→ **Working data**
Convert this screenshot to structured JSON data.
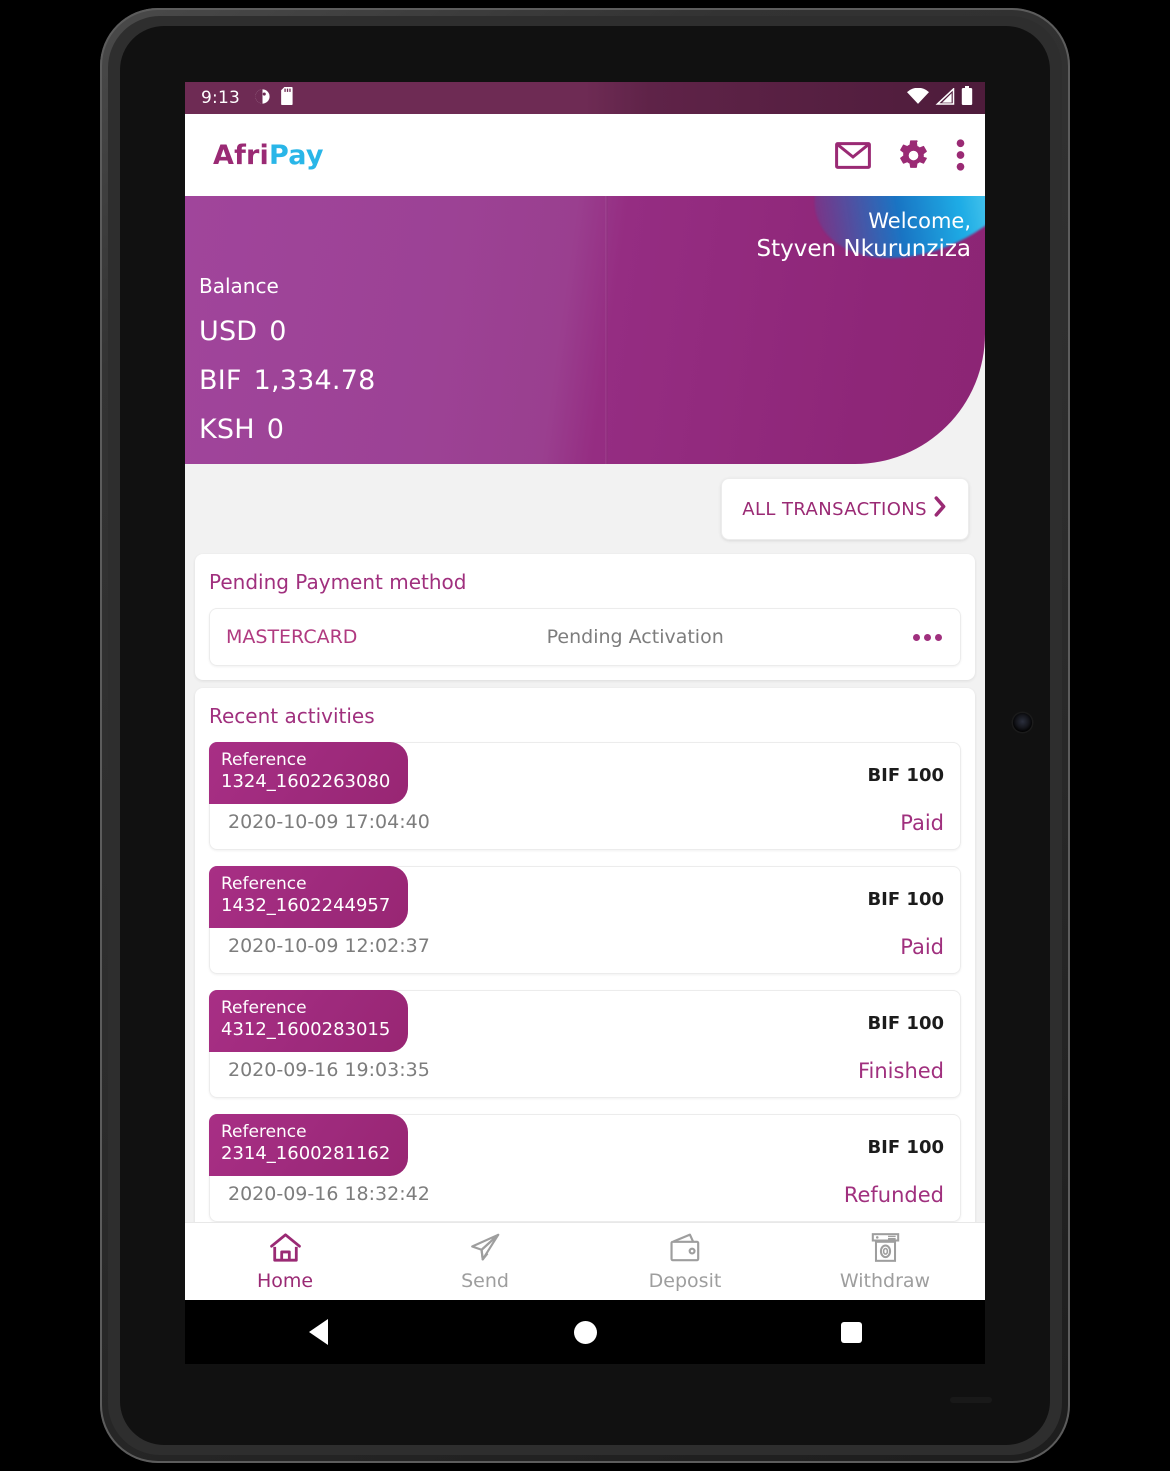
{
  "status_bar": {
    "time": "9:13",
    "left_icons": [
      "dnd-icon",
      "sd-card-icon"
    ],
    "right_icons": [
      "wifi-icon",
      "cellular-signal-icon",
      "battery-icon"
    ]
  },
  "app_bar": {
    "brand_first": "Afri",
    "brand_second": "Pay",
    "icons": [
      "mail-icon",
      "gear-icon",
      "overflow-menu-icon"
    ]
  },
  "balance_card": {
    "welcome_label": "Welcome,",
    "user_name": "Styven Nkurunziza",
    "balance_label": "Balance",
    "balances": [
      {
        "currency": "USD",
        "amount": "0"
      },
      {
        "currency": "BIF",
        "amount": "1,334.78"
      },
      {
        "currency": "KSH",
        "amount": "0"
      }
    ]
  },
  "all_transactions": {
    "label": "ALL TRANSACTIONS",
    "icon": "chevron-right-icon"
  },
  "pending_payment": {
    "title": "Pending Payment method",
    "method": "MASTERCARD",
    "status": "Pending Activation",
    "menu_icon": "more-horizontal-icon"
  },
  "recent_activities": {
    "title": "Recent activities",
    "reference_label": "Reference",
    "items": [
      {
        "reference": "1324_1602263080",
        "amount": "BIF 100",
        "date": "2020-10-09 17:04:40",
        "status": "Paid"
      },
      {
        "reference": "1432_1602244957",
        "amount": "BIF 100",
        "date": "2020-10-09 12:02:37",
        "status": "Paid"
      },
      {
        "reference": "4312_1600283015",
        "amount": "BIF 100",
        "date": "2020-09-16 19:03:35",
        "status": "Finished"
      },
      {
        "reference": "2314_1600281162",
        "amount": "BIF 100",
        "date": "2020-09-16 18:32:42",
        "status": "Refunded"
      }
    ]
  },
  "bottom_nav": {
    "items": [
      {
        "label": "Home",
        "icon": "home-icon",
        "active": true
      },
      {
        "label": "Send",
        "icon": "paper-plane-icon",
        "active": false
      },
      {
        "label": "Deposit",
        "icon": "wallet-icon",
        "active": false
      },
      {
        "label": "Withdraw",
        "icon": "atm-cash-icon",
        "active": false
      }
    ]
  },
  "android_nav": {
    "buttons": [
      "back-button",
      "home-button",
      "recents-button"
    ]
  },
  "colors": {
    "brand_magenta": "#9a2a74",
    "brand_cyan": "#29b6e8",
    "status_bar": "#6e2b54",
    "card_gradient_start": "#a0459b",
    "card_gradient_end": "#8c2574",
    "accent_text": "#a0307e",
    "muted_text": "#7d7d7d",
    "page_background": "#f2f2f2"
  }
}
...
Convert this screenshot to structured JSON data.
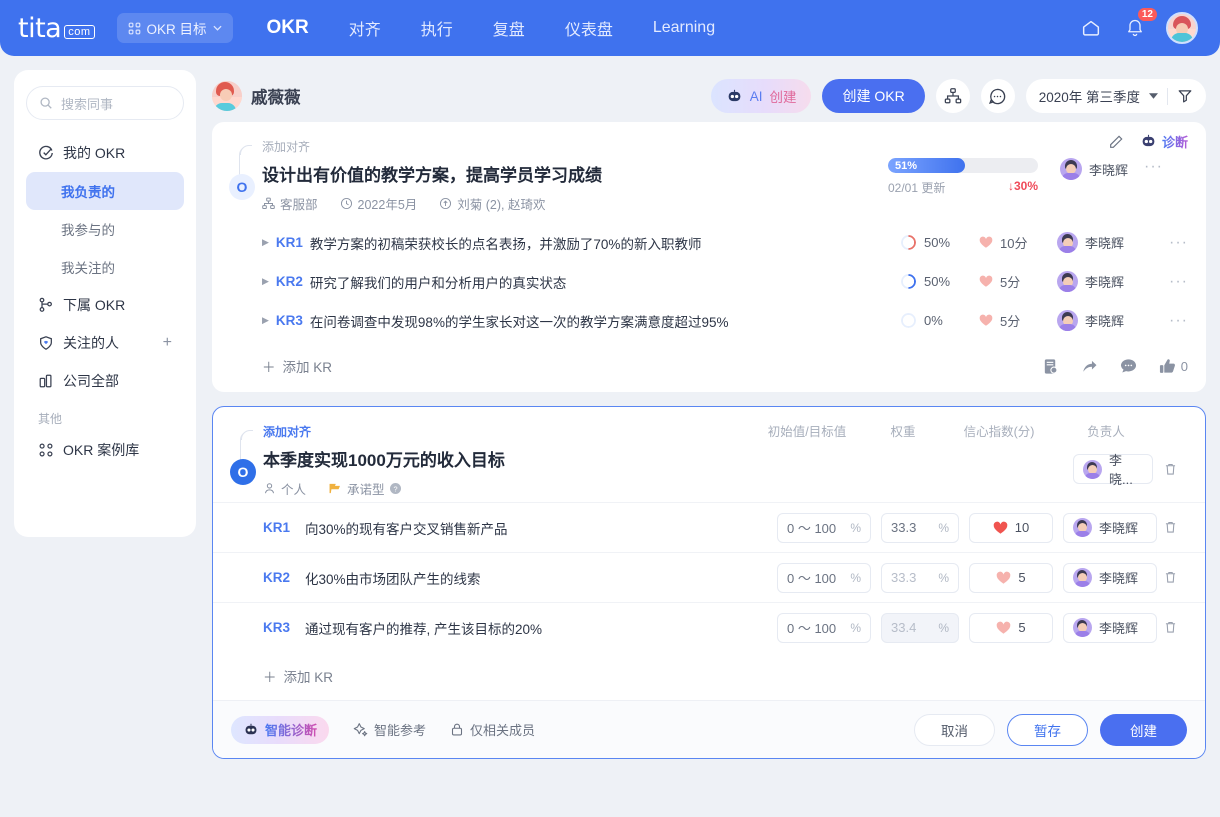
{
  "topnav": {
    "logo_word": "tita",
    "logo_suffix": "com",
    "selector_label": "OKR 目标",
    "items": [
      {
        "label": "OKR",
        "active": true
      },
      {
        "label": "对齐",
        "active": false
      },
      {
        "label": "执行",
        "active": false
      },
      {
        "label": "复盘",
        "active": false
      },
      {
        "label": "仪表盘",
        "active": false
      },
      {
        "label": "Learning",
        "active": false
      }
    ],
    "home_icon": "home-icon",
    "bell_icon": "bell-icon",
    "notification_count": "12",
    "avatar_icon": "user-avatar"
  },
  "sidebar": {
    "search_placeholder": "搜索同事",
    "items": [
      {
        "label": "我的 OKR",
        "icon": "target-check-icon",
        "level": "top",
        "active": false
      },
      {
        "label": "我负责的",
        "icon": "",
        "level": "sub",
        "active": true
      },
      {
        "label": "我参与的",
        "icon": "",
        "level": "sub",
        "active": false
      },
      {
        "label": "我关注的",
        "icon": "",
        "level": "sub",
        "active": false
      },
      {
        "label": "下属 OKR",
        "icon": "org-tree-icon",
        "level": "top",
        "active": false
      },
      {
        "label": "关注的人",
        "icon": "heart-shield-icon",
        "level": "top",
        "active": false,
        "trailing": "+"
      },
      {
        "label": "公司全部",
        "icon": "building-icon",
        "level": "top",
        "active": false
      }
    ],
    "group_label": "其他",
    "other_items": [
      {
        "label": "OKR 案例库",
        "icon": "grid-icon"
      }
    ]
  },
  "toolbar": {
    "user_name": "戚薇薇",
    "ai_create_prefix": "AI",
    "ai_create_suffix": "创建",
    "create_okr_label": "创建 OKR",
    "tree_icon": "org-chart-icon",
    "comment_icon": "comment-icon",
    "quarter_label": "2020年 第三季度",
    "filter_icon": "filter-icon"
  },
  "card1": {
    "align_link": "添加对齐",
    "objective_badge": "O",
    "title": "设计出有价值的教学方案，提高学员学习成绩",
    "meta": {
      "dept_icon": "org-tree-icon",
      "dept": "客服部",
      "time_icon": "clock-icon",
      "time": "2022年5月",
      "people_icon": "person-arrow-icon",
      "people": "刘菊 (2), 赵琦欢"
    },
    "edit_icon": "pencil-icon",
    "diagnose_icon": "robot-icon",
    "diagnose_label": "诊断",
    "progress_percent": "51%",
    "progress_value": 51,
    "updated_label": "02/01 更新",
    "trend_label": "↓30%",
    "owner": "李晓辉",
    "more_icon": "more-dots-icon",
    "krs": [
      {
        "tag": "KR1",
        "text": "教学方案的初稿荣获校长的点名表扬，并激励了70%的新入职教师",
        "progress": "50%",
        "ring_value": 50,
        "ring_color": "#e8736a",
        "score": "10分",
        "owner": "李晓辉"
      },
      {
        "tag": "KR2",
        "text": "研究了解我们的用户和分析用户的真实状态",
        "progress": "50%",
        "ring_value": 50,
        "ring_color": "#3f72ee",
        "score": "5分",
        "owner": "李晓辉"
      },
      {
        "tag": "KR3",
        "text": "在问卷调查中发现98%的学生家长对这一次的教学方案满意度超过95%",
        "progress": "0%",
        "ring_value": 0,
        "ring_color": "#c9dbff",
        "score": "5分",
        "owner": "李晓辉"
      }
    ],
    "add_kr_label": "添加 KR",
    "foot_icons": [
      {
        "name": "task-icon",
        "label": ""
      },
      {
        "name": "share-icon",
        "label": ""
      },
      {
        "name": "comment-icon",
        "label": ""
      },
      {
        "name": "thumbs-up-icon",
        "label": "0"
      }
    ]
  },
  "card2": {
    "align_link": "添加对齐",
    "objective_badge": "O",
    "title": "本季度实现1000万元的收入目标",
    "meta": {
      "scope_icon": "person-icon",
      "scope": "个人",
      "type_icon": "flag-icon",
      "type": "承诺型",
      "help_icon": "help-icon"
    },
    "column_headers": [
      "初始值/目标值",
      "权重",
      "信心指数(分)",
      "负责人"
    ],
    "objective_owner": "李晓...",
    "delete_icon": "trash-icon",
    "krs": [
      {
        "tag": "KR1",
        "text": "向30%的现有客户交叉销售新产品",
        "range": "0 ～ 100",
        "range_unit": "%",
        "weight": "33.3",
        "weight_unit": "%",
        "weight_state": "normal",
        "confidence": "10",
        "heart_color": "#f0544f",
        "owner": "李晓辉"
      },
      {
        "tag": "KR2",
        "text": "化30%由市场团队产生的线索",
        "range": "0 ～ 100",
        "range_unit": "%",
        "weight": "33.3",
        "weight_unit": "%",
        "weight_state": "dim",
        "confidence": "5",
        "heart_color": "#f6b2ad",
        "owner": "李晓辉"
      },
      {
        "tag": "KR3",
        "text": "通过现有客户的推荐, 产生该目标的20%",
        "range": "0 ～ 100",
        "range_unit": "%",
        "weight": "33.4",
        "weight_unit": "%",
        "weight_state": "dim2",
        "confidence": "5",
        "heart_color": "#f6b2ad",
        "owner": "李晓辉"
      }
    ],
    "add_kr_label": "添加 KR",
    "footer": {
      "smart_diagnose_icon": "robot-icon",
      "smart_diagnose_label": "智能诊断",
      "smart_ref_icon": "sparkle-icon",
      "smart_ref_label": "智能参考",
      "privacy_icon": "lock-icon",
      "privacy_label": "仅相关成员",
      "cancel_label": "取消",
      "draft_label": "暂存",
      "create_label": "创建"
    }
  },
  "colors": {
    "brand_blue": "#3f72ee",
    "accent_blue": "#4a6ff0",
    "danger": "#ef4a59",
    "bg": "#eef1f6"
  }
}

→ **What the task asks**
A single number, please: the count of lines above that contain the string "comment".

→ **Response to this task**
2